Web developers are always on the lookout for new and exciting ways to make our code more efficient and our designs more flexible. CSS functions like min(), max(), and clamp() are somewhat new to the scene and they’re a set of tools that’s definitely worth adding to your toolbox! With their ability to set flexible constraints on CSS properties, they’re a game-changer for creating responsive and adaptive designs using minimal code.
What is min() / max()?
The min() and max() functions allow you to set a minimum or maximum value for a property, respectively. This can be incredibly useful in ensuring that your end product remains legible on different screen sizes and device types. By setting a minimum value, you can ensure that your text or images don’t become too small and hard to read, while setting a maximum value can help prevent your designs from becoming too big and unwieldy.
Where can I use min() / max()?
Font sizes: Setting a minimum font size using min() ensures that your text remains legible even on smaller screens, while setting a maximum font size using max() prevents your text from becoming too large and dominating the screen. It’s possible to set both a minimum and a maximum value at the same time using clamp(), but we’ll get to that later.
Container widths: Using min-width and max-width properties in conjunction with the min() and max() functions can help ensure that your container elements remain the appropriate size on different screen sizes.
Image sizes: Similar to container widths, using min-width and max-width properties in conjunction with the min() and max() functions can help ensure that your images remain the appropriate size on different screen sizes. This can be particularly useful in preventing images from becoming distorted or overflowing their containers.
Padding and margin: Setting minimum and maximum values for padding and margin using min() and max() can help ensure that your elements remain spaced appropriately on different screen sizes. This can be particularly useful in creating balanced layouts that look great on any screen size.
What is clamp()?
The clamp() is a function that allows you to set a minimum and maximum value for a CSS property, with a preferred value in between. This makes it a great tool for responsive design, as it lets you set flexible constraints on elements without relying on fixed pixel values.
Where can I use clamp()?
It’s common to use the clamp() function to set flexible constraints on CSS properties such as font-size, width, height, padding, and margin. By using clamp(), you can ensure that your designs look great on any device, without having to hard-code specific values for each screen size.
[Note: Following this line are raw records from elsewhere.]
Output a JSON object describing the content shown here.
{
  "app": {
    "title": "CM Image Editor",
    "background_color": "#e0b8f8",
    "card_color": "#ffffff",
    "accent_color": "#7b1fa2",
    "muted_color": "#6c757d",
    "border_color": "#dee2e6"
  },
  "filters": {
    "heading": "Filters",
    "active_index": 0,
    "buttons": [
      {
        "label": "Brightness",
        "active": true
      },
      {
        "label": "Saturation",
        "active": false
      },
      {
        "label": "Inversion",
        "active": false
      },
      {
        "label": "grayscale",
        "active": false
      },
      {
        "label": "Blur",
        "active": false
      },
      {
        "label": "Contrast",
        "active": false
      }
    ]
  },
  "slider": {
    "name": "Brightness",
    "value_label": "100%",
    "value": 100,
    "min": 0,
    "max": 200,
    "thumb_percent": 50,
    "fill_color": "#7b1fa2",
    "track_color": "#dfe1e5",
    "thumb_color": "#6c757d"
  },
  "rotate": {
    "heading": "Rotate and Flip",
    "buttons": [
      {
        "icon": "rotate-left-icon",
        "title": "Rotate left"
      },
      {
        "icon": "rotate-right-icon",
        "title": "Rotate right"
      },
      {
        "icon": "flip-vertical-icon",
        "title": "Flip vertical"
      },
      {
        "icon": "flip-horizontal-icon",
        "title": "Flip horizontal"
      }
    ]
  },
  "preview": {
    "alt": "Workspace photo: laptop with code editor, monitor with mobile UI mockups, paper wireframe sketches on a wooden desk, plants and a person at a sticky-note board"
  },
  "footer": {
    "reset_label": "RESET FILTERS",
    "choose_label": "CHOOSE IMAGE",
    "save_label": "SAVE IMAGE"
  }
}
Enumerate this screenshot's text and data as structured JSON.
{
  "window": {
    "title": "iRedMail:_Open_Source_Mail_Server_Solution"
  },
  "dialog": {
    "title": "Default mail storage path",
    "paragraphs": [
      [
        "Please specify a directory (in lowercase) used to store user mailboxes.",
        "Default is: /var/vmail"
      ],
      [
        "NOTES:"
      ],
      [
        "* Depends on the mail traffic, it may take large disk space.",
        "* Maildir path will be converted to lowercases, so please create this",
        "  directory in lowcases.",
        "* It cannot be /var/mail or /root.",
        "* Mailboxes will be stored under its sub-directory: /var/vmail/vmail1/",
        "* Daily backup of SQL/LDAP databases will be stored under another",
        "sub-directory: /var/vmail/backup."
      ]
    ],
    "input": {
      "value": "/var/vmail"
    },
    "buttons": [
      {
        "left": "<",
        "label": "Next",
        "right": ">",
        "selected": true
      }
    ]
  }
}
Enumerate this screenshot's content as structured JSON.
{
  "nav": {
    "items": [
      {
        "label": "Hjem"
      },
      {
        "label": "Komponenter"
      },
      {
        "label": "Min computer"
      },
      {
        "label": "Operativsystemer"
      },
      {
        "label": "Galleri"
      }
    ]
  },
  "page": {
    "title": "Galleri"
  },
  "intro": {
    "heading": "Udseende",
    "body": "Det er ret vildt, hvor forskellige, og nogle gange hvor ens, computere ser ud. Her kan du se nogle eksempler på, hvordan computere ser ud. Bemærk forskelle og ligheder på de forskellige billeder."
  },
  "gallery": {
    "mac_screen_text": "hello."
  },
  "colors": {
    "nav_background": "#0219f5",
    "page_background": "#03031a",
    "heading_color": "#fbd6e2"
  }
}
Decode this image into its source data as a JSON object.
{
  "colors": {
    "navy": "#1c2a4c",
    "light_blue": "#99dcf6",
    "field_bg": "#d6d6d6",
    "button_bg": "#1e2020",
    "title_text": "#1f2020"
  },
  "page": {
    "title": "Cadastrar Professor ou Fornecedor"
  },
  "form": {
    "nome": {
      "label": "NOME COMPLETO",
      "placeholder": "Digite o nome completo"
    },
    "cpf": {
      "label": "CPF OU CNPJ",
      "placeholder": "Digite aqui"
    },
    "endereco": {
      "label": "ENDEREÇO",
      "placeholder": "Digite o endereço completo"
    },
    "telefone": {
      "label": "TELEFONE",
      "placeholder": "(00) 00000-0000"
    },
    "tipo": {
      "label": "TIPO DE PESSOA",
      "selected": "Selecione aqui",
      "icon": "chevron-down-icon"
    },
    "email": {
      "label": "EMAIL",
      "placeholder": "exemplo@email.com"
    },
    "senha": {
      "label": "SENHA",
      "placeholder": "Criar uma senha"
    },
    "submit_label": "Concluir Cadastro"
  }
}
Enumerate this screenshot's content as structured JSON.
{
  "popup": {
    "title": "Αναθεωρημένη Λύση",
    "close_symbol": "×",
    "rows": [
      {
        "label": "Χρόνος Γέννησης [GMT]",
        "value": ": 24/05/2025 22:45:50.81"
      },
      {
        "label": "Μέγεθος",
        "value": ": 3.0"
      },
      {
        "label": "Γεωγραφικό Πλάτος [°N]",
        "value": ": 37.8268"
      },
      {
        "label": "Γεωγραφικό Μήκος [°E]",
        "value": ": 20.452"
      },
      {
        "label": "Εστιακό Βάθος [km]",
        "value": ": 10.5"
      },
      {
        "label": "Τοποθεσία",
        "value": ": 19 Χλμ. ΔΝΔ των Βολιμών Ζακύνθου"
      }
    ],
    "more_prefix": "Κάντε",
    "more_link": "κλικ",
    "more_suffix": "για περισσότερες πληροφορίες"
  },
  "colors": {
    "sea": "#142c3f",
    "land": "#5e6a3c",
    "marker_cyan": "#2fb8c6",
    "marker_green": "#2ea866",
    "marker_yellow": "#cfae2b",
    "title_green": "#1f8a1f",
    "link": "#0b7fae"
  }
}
Font size: You might use clamp() to set the font-size on a website’s body element. By defining a minimum and maximum font-size, you can ensure that the text remains legible on both small and large screens, while the preferred font-size provides a comfortable reading experience for most users.
Container widths: Similarly, you might use clamp() to set the width of a container element, ensuring that it expands and contracts smoothly on different screen sizes, without overflowing or becoming too narrow.
Image sizes: Another common use case for the clamp() function could be setting the width of a responsive image, ensuring that it scales smoothly with the width of its container element. By defining a minimum and maximum width for the image, you can ensure that it remains legible and attractive on both large and small screens, while still filling the available space.
Whether you’re a web developer looking to streamline your workflow, or a designer looking to create more responsive and adaptable designs, mastering these functions can help you take your skills to the next level. So why wait? Give CSS clamp(), min(), and max() a try today, and discover a whole new world of design possibilities!